Task data →
————————

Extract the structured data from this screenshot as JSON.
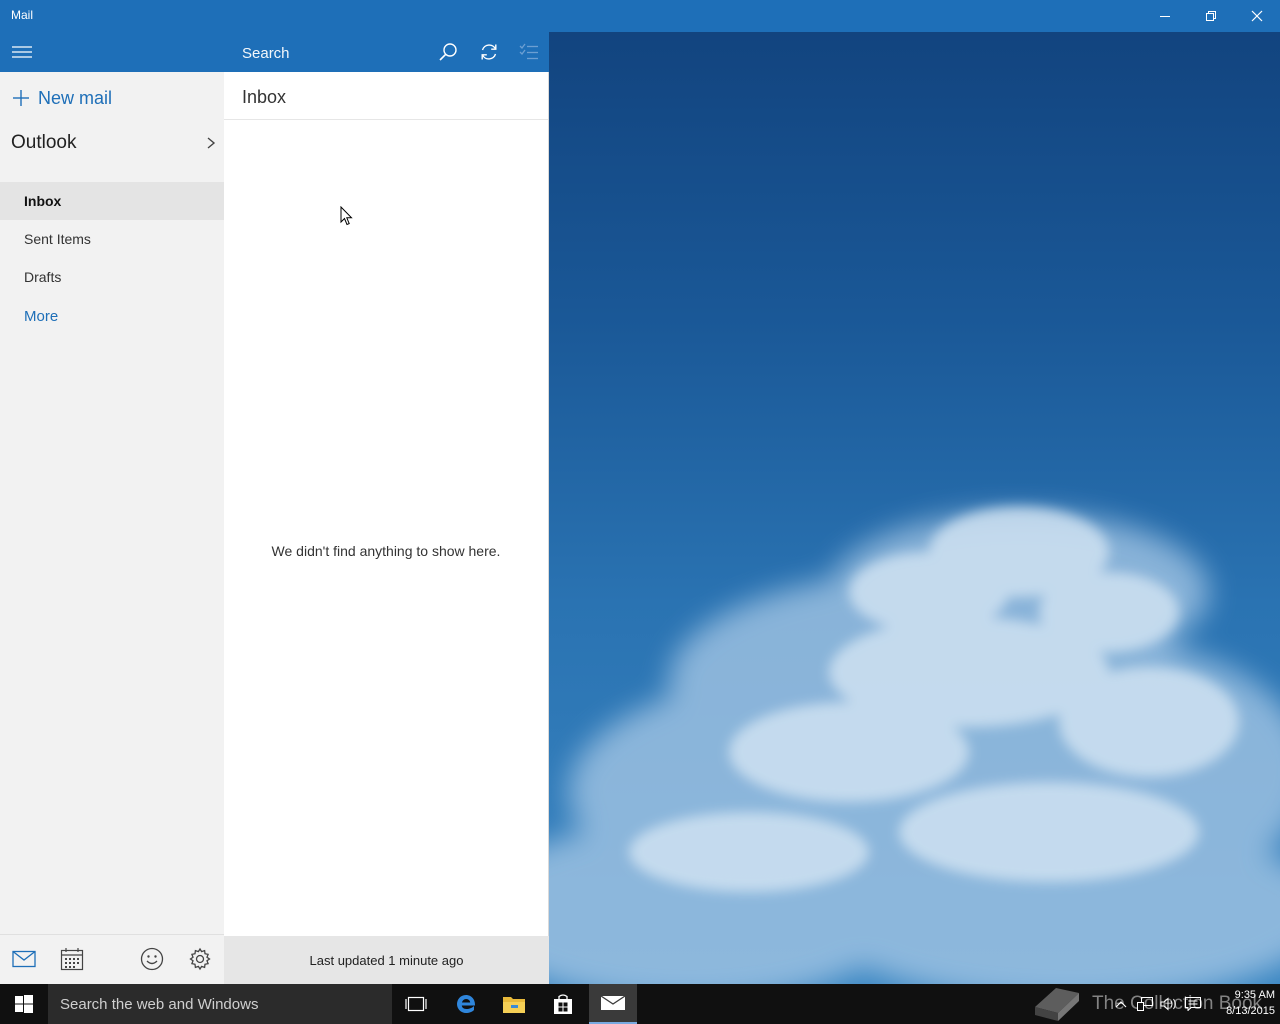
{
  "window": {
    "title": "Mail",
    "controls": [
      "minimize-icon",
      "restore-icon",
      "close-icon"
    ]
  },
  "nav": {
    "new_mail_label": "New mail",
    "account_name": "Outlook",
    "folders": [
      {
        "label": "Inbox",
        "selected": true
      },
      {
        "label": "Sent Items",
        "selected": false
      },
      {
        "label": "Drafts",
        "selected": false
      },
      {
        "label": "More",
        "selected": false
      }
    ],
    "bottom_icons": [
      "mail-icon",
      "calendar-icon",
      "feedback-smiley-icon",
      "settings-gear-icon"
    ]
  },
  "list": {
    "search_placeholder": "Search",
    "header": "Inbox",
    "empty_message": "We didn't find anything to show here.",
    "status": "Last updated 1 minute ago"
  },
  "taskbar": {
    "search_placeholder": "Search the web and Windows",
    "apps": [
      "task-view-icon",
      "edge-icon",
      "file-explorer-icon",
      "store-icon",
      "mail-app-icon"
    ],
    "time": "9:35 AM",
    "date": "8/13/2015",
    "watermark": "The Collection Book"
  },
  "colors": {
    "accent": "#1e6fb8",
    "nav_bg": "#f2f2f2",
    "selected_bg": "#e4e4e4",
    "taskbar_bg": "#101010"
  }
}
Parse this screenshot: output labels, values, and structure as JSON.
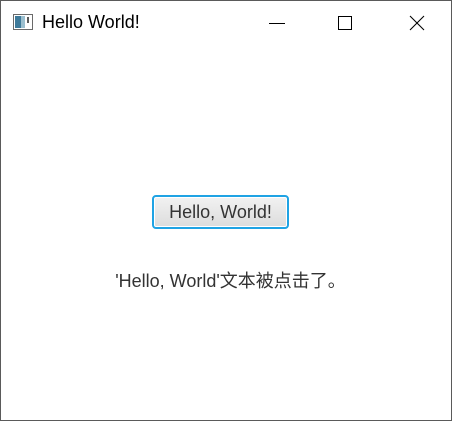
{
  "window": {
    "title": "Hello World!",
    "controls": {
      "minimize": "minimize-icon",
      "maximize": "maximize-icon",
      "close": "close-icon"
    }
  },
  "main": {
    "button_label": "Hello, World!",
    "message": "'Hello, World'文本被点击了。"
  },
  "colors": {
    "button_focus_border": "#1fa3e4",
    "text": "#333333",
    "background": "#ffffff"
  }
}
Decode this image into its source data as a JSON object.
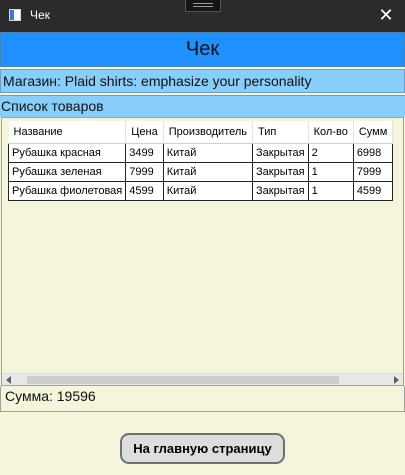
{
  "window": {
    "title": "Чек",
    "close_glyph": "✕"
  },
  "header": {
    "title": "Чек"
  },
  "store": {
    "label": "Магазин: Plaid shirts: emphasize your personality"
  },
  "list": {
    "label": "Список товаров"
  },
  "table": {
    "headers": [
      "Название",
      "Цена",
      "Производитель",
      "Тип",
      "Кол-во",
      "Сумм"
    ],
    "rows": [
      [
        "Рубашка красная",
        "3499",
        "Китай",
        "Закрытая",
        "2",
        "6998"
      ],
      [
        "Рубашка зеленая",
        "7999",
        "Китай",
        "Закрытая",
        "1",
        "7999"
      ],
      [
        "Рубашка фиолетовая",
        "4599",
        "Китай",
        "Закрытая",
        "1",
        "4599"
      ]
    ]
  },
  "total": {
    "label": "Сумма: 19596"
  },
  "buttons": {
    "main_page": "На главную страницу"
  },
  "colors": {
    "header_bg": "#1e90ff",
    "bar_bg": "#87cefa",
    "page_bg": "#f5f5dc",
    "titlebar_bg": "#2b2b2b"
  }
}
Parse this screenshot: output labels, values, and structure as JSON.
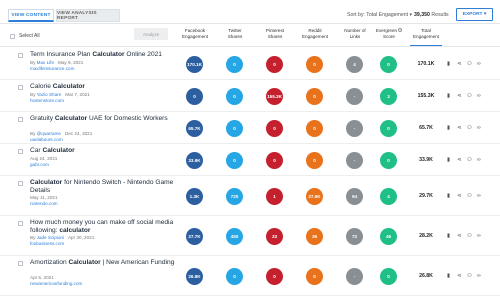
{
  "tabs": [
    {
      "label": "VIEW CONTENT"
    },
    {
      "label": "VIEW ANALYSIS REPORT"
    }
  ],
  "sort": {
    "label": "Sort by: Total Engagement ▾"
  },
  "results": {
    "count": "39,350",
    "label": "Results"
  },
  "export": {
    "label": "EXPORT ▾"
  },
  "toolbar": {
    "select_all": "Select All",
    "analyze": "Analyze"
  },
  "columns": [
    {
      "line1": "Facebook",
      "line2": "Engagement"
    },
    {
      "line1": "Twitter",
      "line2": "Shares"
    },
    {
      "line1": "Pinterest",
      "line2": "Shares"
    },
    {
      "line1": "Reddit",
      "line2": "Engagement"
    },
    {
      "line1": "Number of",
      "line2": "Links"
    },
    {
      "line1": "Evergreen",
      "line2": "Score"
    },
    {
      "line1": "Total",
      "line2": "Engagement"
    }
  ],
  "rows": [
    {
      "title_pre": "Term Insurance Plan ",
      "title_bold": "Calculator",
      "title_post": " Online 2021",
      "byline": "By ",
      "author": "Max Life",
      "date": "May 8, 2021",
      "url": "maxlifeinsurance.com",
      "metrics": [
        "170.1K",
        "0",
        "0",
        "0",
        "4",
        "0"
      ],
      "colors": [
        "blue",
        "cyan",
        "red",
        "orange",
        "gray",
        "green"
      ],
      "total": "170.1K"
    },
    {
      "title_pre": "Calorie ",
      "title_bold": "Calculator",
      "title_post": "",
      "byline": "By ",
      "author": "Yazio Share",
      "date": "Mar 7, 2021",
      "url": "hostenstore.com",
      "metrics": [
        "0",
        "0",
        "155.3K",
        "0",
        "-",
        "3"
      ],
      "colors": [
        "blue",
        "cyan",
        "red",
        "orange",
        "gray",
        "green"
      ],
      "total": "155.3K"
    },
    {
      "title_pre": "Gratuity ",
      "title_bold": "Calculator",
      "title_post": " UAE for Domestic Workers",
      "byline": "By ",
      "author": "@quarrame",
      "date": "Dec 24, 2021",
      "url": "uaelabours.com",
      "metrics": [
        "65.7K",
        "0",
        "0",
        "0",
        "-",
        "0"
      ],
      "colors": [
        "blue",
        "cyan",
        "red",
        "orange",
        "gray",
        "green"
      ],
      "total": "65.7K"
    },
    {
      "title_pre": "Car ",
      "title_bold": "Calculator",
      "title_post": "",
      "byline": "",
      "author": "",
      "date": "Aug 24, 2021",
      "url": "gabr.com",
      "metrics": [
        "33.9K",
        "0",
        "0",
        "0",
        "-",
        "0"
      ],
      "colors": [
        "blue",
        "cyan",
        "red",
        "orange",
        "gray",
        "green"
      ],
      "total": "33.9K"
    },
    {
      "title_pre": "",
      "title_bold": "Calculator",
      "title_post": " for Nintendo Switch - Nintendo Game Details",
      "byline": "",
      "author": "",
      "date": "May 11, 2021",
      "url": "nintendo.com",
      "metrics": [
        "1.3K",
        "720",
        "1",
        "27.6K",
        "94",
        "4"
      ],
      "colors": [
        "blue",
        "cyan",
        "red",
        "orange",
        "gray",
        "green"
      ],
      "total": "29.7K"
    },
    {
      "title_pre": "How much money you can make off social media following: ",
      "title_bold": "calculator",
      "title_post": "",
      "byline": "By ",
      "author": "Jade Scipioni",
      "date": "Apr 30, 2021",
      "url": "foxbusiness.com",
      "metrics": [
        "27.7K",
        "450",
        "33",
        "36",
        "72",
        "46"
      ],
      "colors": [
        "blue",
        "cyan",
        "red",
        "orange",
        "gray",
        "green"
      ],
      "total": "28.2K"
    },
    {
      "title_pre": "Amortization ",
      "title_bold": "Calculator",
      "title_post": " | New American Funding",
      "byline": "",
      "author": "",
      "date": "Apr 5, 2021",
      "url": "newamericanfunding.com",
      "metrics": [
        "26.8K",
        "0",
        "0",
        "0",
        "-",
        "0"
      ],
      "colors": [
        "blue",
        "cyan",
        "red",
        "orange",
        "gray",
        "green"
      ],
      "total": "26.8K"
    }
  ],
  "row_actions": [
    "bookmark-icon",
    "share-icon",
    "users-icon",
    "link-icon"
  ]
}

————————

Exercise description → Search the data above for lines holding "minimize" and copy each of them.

Output of the exercise →
      "minimize-icon",
      "minimize": "minimize-icon",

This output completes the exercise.